June 22, 2009
Do It, Don't Blog It
Does all our online chatter about being missional keep us from being missional?
I was a guest speaker at a church, waiting for my time to go up to the platform. That's when I saw something curious. The staff person responsible for coordinating the worship service was busy typing away on her laptop. Perhaps a last minute change to the PowerPoint, I thought. But as I walked behind her, I saw that she was consumed with typing a message on someone's Facebook wall. It felt out of place to me, given that she was the person responsible for leading God's people in worship but she seemed mentally someplace else.
I had a similar experience while visiting a Christian college. Sitting in the back of the classroom, I noticed that about a third of the students were surfing Facebook or MySpace while the professor was passionately teaching the New Testament. He probably assumed they were busy taking notes.
I cannot be too hard on the worship coordinator or the college students. I've noticed the same tendency in myself lately. A few Sundays ago, I was heading home after preaching three times. I was tired and looking forward to opening my laptop and reading my favorite blogsÃ‘particularly ones focused on missional theology and leadership. Just then I received a text message from a friend. He was inviting me to a club to see a band with a number of non-Christians, including one I had been trying to build a relationship with.
I suddenly faced a decision. Do I go home and read blogs about being missional, or do I go to the club and actually be missional? It sounds like an easy decision, but it wasn't. In all honesty, part of me truly wanted to go to the comfort of home and just sit in front of my laptop.
That moment forced me to begin reflecting on how much time I spend on blogs, Twitter, Facebook, and other online social networking sites. I wondered, If I spent less time online, could I be spending more time building friendships? Have I become so consumed with reading about mission that I've forgotten to actually engage it? As these questions arose, I started to get uncomfortable.
Don't misunderstand me. I find blogs quite encouraging. I've learned a lot about missional living by reading insightful bloggers. I have even gotten reacquainted with non-Christian friends from years ago on Facebook. But in truth, the bulk of my Facebook time is spent conversing with Christian friends and other church leaders. And most of the missional discussion I read online does not include stories of people coming to faith, but theoretical definitions and debates about what being missional actually means.
Theories and definitions and debates are good, and they have their place, but could they be getting in the way of actually being on mission? After reflecting on my own habits, I concluded that in my life they were. I realized that I had subtly gotten drawn into the very thing I found so troubling about the Facebooking worship leader and the inattentive college students. I still read blogs and write one, too. But I'm trying to be much more intentional about finding balance and keeping my priorities right.
After wrestling with whether to go home and blog or go to the club and engage with my non-Christian friend, I finally came to the right decision. When I walked into the club, my friend saw me and immediately brought over a drink.

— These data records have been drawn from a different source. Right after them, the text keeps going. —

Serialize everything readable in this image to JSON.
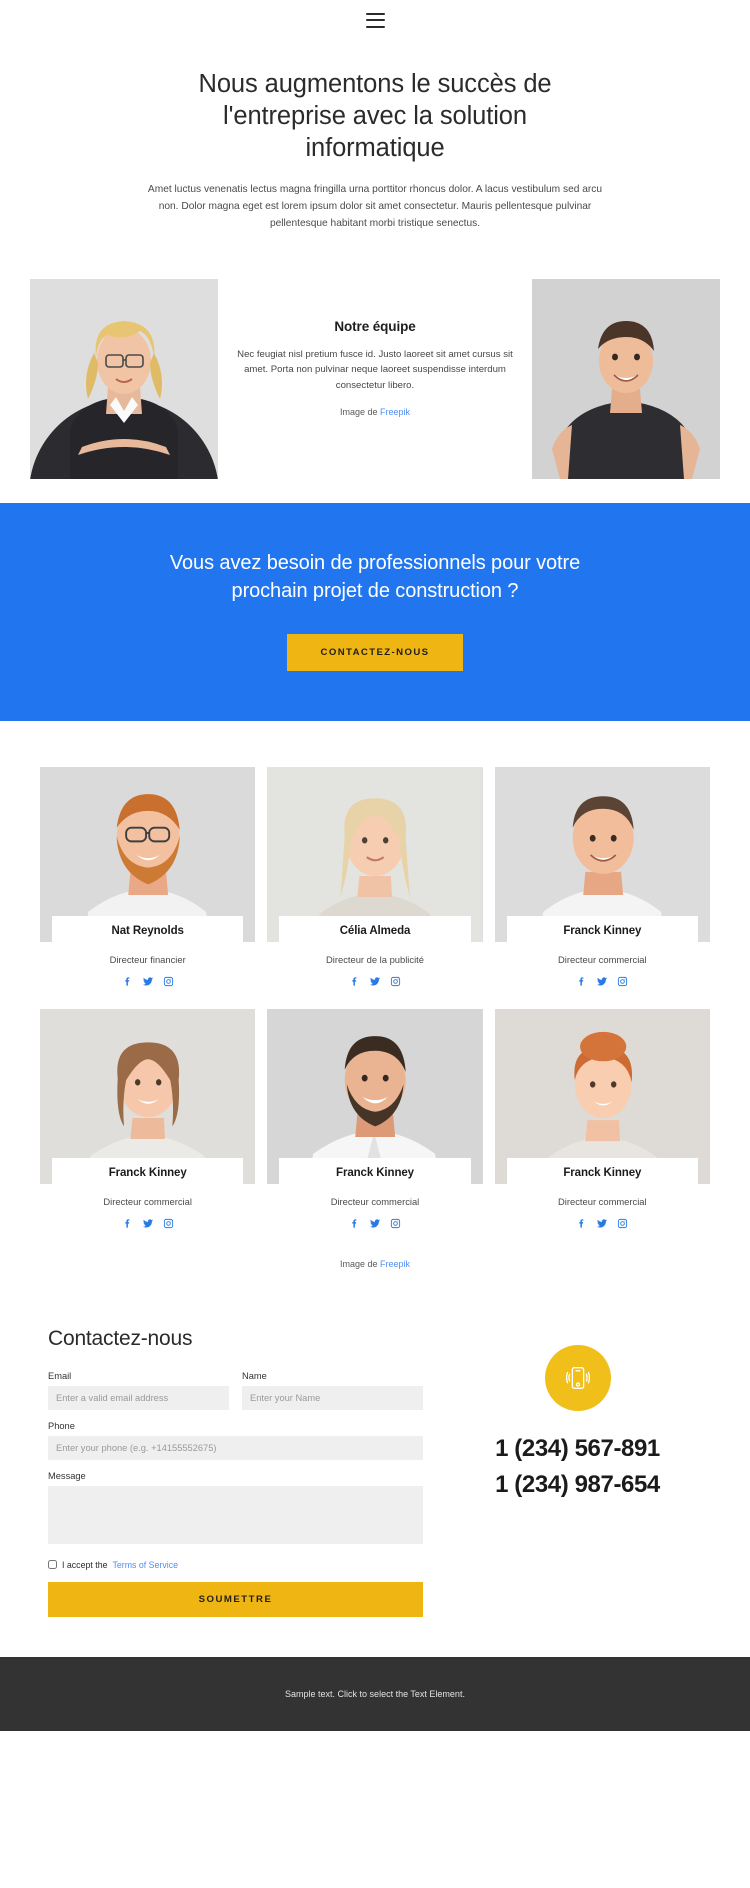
{
  "header": {
    "menu_icon": "hamburger-menu-icon"
  },
  "hero": {
    "title": "Nous augmentons le succès de l'entreprise avec la solution informatique",
    "paragraph": "Amet luctus venenatis lectus magna fringilla urna porttitor rhoncus dolor. A lacus vestibulum sed arcu non. Dolor magna eget est lorem ipsum dolor sit amet consectetur. Mauris pellentesque pulvinar pellentesque habitant morbi tristique senectus."
  },
  "team_intro": {
    "heading": "Notre équipe",
    "paragraph": "Nec feugiat nisl pretium fusce id. Justo laoreet sit amet cursus sit amet. Porta non pulvinar neque laoreet suspendisse interdum consectetur libero.",
    "credit_prefix": "Image de ",
    "credit_link": "Freepik"
  },
  "cta": {
    "heading": "Vous avez besoin de professionnels pour votre prochain projet de construction ?",
    "button_label": "CONTACTEZ-NOUS",
    "background_color": "#2176f0",
    "button_color": "#efb512"
  },
  "members": [
    {
      "name": "Nat Reynolds",
      "role": "Directeur financier"
    },
    {
      "name": "Célia Almeda",
      "role": "Directeur de la publicité"
    },
    {
      "name": "Franck Kinney",
      "role": "Directeur commercial"
    },
    {
      "name": "Franck Kinney",
      "role": "Directeur commercial"
    },
    {
      "name": "Franck Kinney",
      "role": "Directeur commercial"
    },
    {
      "name": "Franck Kinney",
      "role": "Directeur commercial"
    }
  ],
  "members_credit": {
    "prefix": "Image de ",
    "link": "Freepik"
  },
  "social_icons": [
    "facebook-icon",
    "twitter-icon",
    "instagram-icon"
  ],
  "contact": {
    "heading": "Contactez-nous",
    "email_label": "Email",
    "email_placeholder": "Enter a valid email address",
    "email_value": "",
    "name_label": "Name",
    "name_placeholder": "Enter your Name",
    "name_value": "",
    "phone_label": "Phone",
    "phone_placeholder": "Enter your phone (e.g. +14155552675)",
    "phone_value": "",
    "message_label": "Message",
    "message_placeholder": "",
    "message_value": "",
    "accept_text": "I accept the ",
    "terms_link": "Terms of Service",
    "submit_label": "SOUMETTRE",
    "phone_icon": "mobile-phone-ringing-icon",
    "phone_number_1": "1 (234) 567-891",
    "phone_number_2": "1 (234) 987-654"
  },
  "footer": {
    "text": "Sample text. Click to select the Text Element."
  }
}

We caught up on life, and after the show, he thanked me multiple times for coming. When his tour ends, we have plans to spend more time together. A friendship was deepened and an opportunity for the gospel was expanded, all because I chose to be missional rather than just blog about it.